Mad Dogs and Englishmen

See allHide authors and affiliations

Science  06 Mar 2009:
Vol. 323, Issue 5919, pp. 1266
DOI: 10.1126/science.323.5919.1266a

It is well established that organisms respond to climate change by adapting, by shifting their geographic distribution, or—in the unluckier cases—by becoming extinct. Most models of responses to climate change focus on changes in distribution, usually based on “climatic envelope” concepts: that is, the range of climatic conditions that a species can endure. For cold-blooded animals such as reptiles and insects, a missing element from such models has been the ability of these organisms to regulate their body temperature by behavioral means, such as not going out in the midday sun, which has the potential to buffer their geographic response to changing climate. By including such thermoregulatory behavior in biophysical models of temperature responses of Australian ectotherms, Kearney et al. show that the challenge for many such species in a warming world will be to stay cool.
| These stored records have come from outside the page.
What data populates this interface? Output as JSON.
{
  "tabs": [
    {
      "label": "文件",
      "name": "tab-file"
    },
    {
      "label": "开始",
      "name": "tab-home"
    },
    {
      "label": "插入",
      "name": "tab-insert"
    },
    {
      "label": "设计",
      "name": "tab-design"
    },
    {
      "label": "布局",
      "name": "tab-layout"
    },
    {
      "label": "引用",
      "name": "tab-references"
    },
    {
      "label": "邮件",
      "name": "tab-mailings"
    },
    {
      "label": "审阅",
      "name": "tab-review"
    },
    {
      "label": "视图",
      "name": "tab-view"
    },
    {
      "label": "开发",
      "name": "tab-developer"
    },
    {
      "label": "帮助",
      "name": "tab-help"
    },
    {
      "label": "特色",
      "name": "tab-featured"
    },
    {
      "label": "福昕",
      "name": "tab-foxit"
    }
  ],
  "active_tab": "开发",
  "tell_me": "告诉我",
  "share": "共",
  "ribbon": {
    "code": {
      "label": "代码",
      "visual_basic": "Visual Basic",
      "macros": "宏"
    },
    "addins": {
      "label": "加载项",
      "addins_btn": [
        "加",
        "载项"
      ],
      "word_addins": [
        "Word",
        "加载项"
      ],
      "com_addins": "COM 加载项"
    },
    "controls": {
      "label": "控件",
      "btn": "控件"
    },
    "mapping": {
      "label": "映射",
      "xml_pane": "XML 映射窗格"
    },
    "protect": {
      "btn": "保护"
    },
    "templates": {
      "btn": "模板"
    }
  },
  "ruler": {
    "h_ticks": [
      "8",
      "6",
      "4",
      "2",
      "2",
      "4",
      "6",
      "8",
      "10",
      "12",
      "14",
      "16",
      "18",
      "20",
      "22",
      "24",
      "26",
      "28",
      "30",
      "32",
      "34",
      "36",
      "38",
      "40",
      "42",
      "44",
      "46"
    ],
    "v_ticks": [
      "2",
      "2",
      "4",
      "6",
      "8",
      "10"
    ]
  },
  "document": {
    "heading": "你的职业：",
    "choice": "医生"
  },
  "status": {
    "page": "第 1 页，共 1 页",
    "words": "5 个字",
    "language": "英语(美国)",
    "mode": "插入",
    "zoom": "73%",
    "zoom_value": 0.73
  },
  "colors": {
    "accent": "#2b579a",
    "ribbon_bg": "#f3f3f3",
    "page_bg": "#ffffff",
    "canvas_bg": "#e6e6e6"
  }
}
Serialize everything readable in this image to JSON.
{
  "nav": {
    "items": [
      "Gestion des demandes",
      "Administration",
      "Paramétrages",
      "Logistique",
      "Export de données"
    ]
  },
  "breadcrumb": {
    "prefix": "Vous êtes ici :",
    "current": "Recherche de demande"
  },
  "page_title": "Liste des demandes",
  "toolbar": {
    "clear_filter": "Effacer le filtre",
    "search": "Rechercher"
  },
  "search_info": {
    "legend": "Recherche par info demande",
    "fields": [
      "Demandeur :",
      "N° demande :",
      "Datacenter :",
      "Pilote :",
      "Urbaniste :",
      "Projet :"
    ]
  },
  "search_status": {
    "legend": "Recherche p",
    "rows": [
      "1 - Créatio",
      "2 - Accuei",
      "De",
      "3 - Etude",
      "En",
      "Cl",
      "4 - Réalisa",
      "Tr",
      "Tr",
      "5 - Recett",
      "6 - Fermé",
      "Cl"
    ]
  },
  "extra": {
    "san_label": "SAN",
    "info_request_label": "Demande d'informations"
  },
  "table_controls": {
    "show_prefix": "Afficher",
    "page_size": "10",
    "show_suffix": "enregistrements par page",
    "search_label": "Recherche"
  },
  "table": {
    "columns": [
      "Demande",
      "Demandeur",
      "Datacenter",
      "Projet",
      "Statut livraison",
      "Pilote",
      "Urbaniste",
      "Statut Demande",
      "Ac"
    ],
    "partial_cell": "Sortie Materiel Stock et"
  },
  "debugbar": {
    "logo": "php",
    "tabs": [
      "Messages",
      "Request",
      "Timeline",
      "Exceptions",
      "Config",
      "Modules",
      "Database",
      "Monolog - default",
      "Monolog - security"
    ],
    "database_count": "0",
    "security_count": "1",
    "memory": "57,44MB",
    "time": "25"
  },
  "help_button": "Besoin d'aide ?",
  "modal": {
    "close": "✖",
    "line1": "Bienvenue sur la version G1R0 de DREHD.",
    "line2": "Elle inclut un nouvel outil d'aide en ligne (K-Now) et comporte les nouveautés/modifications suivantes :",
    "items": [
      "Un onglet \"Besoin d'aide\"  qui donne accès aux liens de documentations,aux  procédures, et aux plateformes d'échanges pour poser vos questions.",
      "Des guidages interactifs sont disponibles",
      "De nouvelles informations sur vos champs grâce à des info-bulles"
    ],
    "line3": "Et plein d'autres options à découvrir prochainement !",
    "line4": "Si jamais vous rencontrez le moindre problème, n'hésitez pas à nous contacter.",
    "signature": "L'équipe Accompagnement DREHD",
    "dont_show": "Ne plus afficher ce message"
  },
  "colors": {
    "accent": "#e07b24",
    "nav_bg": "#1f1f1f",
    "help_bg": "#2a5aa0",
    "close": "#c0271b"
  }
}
If moving with the climate is not an option, which it will not be for many tropical organisms, survival will depend on factors such as the availability of shade and the ability of ectotherm species to alter their seasonal or daily patterns of activity. — AMS

Navigate This Article